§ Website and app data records
Start of Block

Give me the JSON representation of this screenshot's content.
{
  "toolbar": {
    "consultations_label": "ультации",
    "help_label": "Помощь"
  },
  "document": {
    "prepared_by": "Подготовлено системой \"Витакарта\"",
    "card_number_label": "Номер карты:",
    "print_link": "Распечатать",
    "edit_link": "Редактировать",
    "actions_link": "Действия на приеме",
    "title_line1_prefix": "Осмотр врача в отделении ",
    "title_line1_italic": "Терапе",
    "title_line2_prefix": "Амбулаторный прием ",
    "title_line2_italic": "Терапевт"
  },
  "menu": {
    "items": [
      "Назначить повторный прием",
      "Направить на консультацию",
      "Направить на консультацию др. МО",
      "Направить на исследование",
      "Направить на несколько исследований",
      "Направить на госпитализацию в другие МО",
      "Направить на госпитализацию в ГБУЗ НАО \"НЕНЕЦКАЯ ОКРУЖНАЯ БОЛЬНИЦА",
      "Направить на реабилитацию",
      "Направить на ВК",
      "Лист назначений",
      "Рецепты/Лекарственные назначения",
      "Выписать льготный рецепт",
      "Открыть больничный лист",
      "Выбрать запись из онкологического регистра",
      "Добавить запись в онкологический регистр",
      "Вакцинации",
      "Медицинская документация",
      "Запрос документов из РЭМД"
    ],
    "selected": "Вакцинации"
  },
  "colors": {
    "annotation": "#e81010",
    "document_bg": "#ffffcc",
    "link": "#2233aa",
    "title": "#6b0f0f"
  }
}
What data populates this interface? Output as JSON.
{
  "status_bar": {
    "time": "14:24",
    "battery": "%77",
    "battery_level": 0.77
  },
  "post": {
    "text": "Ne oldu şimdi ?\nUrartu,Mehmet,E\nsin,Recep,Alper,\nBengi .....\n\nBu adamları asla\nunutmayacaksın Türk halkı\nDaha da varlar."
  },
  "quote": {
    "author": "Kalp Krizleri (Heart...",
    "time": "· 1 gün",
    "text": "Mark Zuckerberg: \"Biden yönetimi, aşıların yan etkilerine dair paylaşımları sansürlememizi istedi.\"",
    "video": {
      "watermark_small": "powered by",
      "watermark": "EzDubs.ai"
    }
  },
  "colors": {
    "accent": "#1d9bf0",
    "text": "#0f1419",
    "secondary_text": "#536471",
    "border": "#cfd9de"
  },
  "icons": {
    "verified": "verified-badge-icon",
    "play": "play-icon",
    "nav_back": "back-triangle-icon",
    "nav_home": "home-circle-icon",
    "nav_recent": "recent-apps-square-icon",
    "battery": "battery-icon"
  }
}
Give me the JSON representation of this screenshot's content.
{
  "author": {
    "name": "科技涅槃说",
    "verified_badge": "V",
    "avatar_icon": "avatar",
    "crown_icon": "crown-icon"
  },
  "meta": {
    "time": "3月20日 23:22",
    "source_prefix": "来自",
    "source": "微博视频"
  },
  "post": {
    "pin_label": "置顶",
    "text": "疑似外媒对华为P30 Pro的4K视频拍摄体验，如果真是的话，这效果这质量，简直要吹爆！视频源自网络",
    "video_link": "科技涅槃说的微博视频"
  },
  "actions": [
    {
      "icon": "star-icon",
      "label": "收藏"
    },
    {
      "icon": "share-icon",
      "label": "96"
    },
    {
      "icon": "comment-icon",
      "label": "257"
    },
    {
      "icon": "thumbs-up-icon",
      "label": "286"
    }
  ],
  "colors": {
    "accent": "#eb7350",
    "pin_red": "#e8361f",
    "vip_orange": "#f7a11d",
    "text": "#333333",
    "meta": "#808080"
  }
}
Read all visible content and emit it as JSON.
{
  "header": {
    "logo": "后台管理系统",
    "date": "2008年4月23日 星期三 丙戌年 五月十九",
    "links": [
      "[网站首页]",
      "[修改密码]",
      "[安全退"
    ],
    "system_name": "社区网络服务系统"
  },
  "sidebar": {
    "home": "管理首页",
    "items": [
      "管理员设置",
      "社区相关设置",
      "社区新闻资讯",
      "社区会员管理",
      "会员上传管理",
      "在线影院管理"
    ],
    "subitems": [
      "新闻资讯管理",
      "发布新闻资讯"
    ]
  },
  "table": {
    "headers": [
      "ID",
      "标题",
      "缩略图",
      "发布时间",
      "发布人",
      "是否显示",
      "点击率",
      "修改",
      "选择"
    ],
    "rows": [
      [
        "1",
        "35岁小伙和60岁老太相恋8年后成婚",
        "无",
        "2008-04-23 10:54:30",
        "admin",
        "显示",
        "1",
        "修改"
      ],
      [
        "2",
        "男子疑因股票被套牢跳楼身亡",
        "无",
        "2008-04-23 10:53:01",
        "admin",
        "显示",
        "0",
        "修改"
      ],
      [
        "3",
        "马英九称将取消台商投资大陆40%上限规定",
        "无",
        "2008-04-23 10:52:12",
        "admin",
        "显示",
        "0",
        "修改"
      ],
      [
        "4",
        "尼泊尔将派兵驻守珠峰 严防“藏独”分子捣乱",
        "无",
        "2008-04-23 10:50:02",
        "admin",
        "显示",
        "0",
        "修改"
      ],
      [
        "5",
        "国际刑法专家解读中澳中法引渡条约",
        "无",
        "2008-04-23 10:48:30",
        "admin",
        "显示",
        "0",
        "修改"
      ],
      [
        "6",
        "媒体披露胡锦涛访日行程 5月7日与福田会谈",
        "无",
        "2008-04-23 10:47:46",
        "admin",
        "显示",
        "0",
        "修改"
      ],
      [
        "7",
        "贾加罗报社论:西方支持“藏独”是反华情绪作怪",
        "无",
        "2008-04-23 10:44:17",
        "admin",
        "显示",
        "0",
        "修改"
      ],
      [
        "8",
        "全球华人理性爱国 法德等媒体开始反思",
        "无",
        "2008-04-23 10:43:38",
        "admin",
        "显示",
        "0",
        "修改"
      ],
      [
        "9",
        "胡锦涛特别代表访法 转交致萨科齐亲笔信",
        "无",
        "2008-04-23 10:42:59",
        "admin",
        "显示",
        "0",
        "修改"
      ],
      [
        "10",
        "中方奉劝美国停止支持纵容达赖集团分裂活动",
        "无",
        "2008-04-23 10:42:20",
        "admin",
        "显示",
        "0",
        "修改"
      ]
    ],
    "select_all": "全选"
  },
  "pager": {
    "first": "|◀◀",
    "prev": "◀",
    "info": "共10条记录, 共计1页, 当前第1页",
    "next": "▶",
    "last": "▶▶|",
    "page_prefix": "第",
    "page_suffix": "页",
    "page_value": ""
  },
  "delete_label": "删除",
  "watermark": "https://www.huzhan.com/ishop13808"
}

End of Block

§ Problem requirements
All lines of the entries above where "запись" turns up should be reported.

§ Answer section
      "Выбрать запись из онкологического регистра",
      "Добавить запись в онкологический регистр",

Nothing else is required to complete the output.